Directions for this task. This exercise asks for a copy of each line in the records below with the word "humaine" in it.

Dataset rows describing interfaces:
= = =

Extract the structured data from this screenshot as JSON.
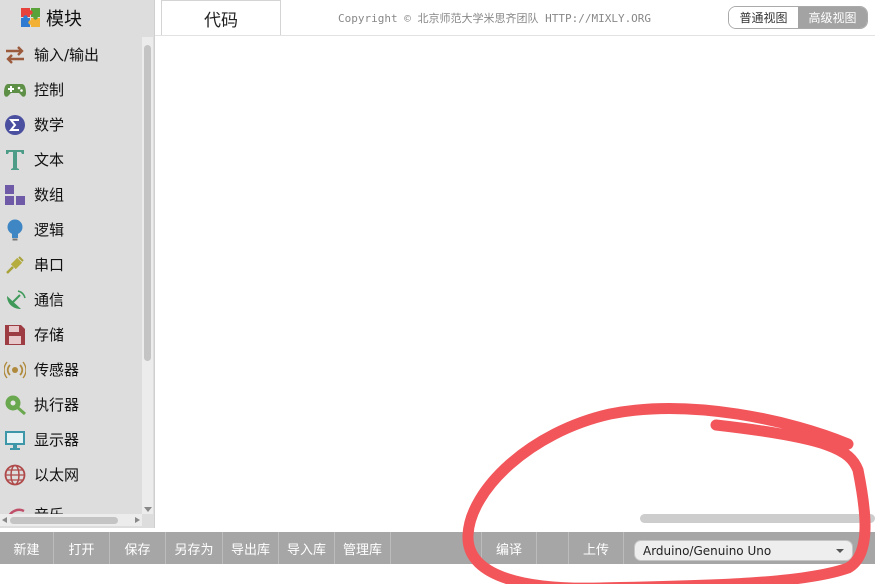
{
  "sidebar": {
    "header": {
      "label": "模块",
      "icon": "puzzle-icon"
    },
    "items": [
      {
        "label": "输入/输出",
        "icon": "io-arrows-icon"
      },
      {
        "label": "控制",
        "icon": "gamepad-icon"
      },
      {
        "label": "数学",
        "icon": "math-sigma-icon"
      },
      {
        "label": "文本",
        "icon": "text-t-icon"
      },
      {
        "label": "数组",
        "icon": "array-blocks-icon"
      },
      {
        "label": "逻辑",
        "icon": "lightbulb-icon"
      },
      {
        "label": "串口",
        "icon": "usb-plug-icon"
      },
      {
        "label": "通信",
        "icon": "satellite-dish-icon"
      },
      {
        "label": "存储",
        "icon": "floppy-disk-icon"
      },
      {
        "label": "传感器",
        "icon": "sensor-icon"
      },
      {
        "label": "执行器",
        "icon": "actuator-icon"
      },
      {
        "label": "显示器",
        "icon": "monitor-icon"
      },
      {
        "label": "以太网",
        "icon": "globe-icon"
      },
      {
        "label": "音乐",
        "icon": "music-icon"
      }
    ]
  },
  "tabs": {
    "code_label": "代码"
  },
  "header": {
    "copyright": "Copyright © 北京师范大学米思齐团队 HTTP://MIXLY.ORG",
    "view_normal": "普通视图",
    "view_advanced": "高级视图"
  },
  "toolbar": {
    "new": "新建",
    "open": "打开",
    "save": "保存",
    "save_as": "另存为",
    "export_lib": "导出库",
    "import_lib": "导入库",
    "manage_lib": "管理库",
    "compile": "编译",
    "upload": "上传",
    "board": "Arduino/Genuino Uno"
  },
  "colors": {
    "sidebar_bg": "#dddddd",
    "toolbar_bg": "#a6a6a6",
    "annotation": "#f2555a"
  }
}
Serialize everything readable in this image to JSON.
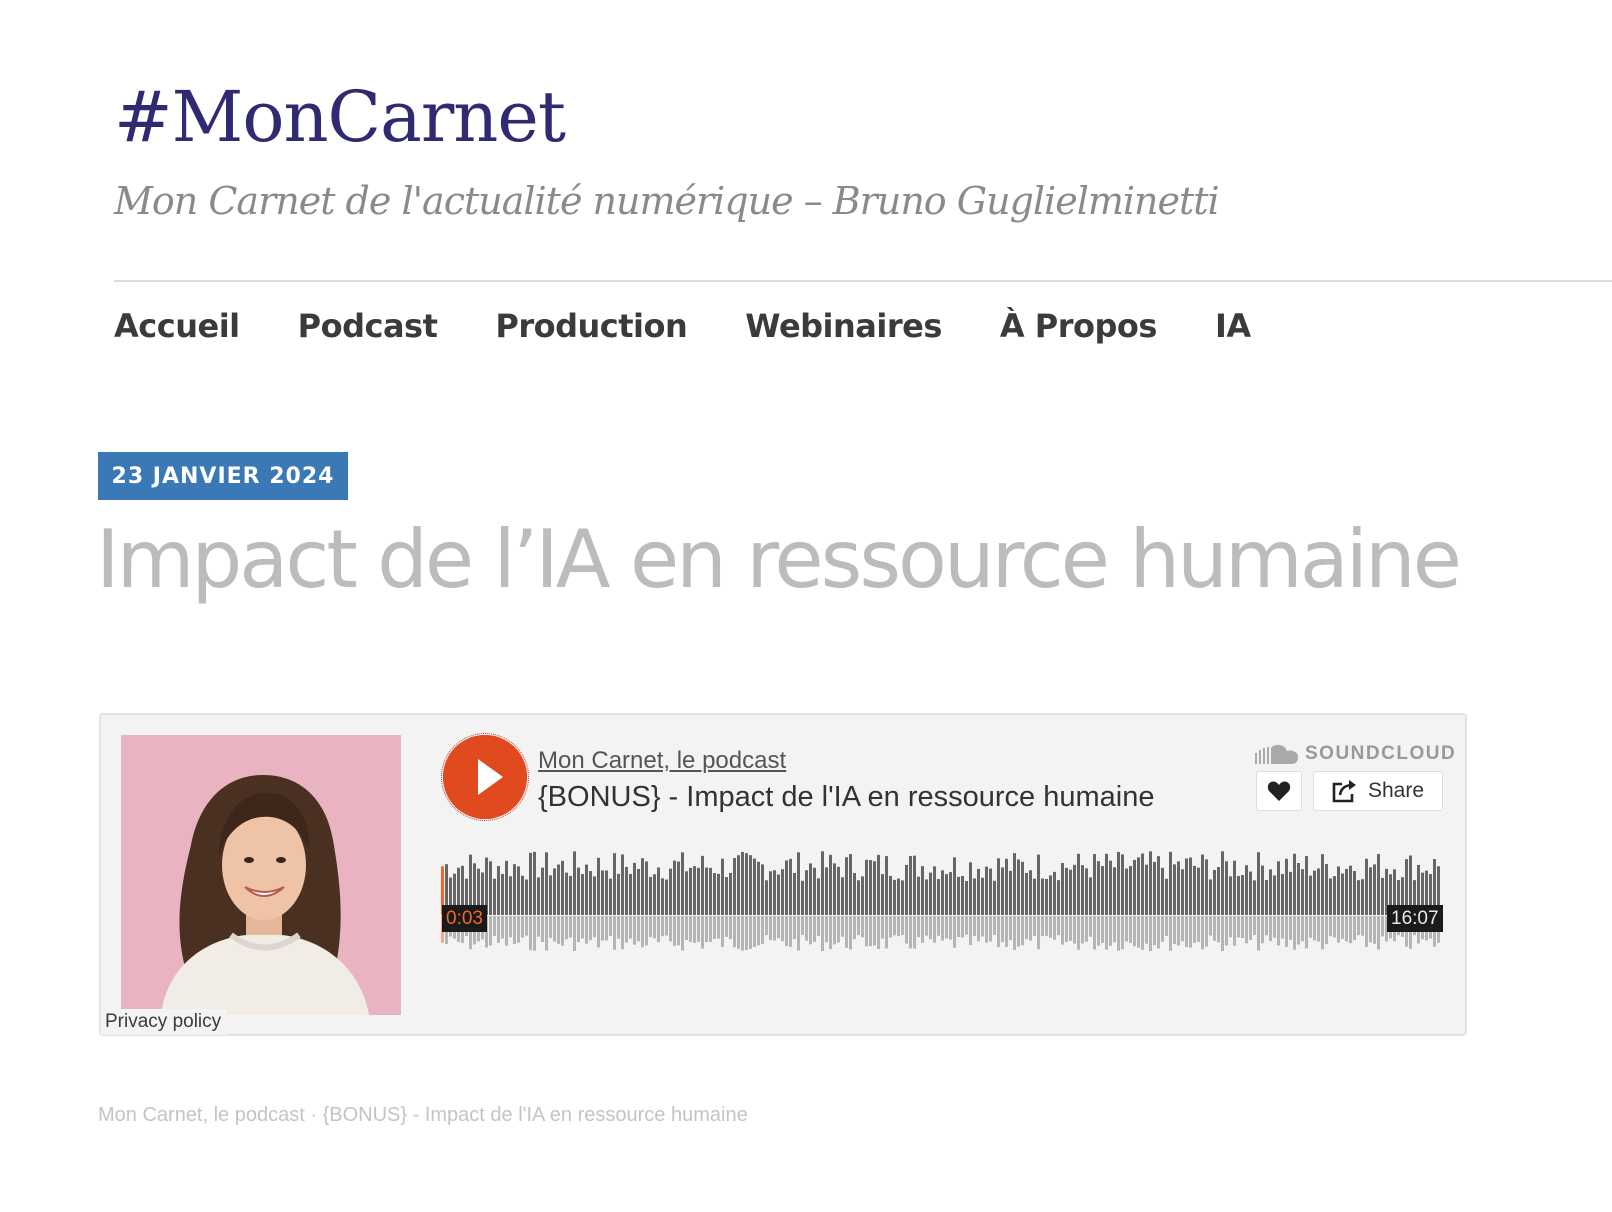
{
  "site": {
    "title": "#MonCarnet",
    "tagline": "Mon Carnet de l'actualité numérique – Bruno Guglielminetti"
  },
  "nav": {
    "items": [
      "Accueil",
      "Podcast",
      "Production",
      "Webinaires",
      "À Propos",
      "IA"
    ]
  },
  "post": {
    "date": "23 JANVIER 2024",
    "title": "Impact de l’IA en ressource humaine"
  },
  "player": {
    "artist": "Mon Carnet, le podcast",
    "track_title": "{BONUS} - Impact de l'IA en ressource humaine",
    "brand": "SOUNDCLOUD",
    "share_label": "Share",
    "current_time": "0:03",
    "total_time": "16:07",
    "progress": 0.003,
    "privacy_label": "Privacy policy",
    "artwork_icon": "avatar-photo",
    "play_icon": "play-icon",
    "like_icon": "heart-icon",
    "share_icon": "share-icon",
    "accent_color": "#e1491f",
    "played_color": "#f2672a"
  },
  "caption": {
    "artist": "Mon Carnet, le podcast",
    "separator": " · ",
    "track": "{BONUS} - Impact de l'IA en ressource humaine"
  }
}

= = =

Your solution.
    "title": "Impact de l’IA en ressource humaine"
    "track_title": "{BONUS} - Impact de l'IA en ressource humaine",
    "track": "{BONUS} - Impact de l'IA en ressource humaine"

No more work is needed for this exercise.